    I love Salinger as well, but I also think that if he doesn't want something published -no matter how curious I am of it - I don't think it should be published, period. It depresses me when I see posthumously released novels like the recent Nabokov, I mean, shouldn't the author decide whether or not the world gets to read his work?

    And I think enough ...[text shortened]... r in the Rye[/i] that yes, it would probably work well enough to sell tickets and win awards.
    Kafka didn't want the bulk of his work to be published. Fortunately, his editor ignored his request.
  5. Standard member misterrigel
    Dosadi Survivor
    28 Jan '10 22:58
    Originally posted by rwingett
    Kafka didn't want the bulk of his work to be published. Fortunately, his editor ignored his request.
    I was thinking of that too just now, and I'm thinking I need to revise my opinion (wasn't Dead Souls similarly published?), but it still seems a bit strange to go rooting through some deceased person's papers, looking for something that somebody might enjoy reading. I mean, I have no idea why that Nabokov book needed to be published when 99.999% of readers haven't even read all of the books that he actually wrote and finished during his lifetime, why do we need some unfinished book?

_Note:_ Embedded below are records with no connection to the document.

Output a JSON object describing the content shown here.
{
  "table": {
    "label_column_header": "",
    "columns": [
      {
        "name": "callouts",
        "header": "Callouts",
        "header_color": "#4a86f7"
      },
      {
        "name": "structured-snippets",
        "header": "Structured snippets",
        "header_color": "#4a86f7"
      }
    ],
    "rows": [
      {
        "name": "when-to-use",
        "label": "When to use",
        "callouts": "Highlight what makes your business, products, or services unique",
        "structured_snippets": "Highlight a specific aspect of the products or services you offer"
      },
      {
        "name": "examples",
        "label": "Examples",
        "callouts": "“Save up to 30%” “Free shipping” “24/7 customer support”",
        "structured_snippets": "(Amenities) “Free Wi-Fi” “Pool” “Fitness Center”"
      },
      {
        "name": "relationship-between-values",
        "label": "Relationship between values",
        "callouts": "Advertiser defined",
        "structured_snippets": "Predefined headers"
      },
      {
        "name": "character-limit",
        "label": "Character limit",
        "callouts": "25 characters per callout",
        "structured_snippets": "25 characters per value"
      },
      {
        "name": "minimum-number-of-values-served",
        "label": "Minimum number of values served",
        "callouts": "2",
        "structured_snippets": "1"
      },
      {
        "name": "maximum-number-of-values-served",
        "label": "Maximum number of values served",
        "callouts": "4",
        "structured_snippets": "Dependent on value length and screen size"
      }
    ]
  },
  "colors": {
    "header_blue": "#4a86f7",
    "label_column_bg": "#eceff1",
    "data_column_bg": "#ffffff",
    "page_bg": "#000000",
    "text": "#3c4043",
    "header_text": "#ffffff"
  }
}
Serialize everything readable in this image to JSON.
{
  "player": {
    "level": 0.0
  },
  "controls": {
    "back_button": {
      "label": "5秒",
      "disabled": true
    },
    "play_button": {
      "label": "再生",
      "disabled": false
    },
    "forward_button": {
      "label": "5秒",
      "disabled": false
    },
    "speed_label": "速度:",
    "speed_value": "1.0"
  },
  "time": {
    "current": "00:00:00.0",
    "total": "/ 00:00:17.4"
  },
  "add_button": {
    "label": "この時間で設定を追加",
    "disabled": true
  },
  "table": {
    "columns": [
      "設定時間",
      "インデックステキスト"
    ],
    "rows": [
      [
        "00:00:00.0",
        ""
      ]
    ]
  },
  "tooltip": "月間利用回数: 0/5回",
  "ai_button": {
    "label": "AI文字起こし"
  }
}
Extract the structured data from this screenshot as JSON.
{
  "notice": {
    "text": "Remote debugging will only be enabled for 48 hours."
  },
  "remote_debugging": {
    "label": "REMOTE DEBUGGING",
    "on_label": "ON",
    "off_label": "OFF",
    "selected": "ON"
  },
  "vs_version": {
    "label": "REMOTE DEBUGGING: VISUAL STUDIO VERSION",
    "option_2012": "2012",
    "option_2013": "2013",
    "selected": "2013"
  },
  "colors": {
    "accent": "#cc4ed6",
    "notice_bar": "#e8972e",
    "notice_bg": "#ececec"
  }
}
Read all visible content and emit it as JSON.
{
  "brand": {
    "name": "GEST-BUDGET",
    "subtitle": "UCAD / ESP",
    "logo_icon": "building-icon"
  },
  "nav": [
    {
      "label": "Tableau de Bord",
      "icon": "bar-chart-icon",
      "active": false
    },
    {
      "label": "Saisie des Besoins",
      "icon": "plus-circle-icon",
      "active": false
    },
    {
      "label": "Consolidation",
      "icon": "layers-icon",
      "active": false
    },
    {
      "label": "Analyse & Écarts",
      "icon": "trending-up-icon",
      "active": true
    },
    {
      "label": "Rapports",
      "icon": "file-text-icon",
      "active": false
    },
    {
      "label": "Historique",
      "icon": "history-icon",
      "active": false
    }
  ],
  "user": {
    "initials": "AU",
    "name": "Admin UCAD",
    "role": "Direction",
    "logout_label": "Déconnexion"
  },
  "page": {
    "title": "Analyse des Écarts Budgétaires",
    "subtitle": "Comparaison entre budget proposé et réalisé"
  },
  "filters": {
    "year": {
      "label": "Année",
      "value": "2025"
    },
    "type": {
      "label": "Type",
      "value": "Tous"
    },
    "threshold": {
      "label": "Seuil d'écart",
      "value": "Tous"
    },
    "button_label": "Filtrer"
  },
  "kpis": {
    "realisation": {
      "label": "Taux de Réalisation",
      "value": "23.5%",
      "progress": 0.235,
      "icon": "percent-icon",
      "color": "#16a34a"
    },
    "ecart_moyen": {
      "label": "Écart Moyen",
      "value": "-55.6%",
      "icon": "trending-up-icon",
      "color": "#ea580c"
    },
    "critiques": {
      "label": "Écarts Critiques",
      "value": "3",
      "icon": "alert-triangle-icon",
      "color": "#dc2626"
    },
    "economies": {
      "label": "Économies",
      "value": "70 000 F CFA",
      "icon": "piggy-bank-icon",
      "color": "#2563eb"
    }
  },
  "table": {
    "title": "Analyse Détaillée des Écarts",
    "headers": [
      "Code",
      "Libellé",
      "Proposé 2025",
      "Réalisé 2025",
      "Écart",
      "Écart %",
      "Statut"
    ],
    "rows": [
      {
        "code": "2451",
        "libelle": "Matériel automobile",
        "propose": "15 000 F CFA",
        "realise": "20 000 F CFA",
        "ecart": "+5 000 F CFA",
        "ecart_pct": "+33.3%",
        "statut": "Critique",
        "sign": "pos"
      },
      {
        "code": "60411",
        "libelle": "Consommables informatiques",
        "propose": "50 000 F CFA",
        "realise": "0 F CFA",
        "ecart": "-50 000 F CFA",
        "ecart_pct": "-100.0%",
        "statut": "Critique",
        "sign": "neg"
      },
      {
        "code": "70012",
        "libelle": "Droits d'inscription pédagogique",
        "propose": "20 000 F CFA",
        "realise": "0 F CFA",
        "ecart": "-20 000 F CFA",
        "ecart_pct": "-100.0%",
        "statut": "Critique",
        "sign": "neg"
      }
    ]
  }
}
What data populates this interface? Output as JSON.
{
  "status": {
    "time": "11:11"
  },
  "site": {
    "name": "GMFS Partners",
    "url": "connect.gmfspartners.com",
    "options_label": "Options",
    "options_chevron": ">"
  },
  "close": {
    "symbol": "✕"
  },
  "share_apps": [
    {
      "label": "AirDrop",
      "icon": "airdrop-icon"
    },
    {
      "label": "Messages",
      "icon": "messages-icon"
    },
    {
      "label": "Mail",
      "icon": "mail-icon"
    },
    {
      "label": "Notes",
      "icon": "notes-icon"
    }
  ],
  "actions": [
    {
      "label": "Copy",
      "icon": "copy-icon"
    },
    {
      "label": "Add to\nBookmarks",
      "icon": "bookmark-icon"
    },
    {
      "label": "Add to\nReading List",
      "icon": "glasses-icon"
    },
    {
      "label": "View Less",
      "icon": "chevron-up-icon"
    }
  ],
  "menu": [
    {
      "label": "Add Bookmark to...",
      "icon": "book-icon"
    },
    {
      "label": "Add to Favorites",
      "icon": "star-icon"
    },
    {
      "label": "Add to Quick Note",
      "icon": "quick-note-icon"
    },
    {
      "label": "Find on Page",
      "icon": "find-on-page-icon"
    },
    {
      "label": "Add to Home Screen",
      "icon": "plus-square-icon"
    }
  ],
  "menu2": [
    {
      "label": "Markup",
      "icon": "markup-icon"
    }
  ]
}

    Anyway, it's too bad he died, I was kind of hoping he'd just live forever, hanging out and not talking to anybody.
  6. Standard member misterrigel
    Dosadi Survivor
    28 Jan '10 23:51
    I just found out that Howard Zinn died today too. What a bummer of a day.
  7. Standard member epiphinehas
    Luke 12:24
    29 Jan '10 01:27
    Originally posted by misterrigel
    I love Salinger as well, but I also think that if he doesn't want something published -no matter how curious I am of it - I don't think it should be published, period. It depresses me when I see posthumously released novels like the recent Nabokov, I mean, shouldn't the author decide whether or not the world gets to read his work?

    And I think enough ...[text shortened]... r in the Rye[/i] that yes, it would probably work well enough to sell tickets and win awards.
    I heard he had personally marked a few manuscripts for publishing. Considering how meticulous he was at controlling his works in life, undoubtedly whoever controls his estate will have ample instructions for how to proceed. As for the potential Catcher In The Rye movie, Salinger himself said there is a possibility, after he is dead, that the rights to it might be sold. I think he had in mind to pass the rights on to his surviving family and they could make the choice whether or not to sell, based on their financial situation. It is an understatement to say that Salinger was highly skeptical that Holden Caulfield could ever be portrayed accurately on film. He is most likely right.

    http://www.lettersofnote.com/2009/12/holden-caulfield-is-unactable.html
  8. 31 Jan '10 22:49
    Originally posted by darvlay
    ...

    Would Catcher in the Rye even work as a movie?
    That's an interesting question. The theme of CitR has been hashed and rehashed over and over so much in the cinema that it's not novel any longer (ok, pun intended). It would be a masterful screenwriter that can adapt the book and avoid referencing later work that has borrowed from CitR.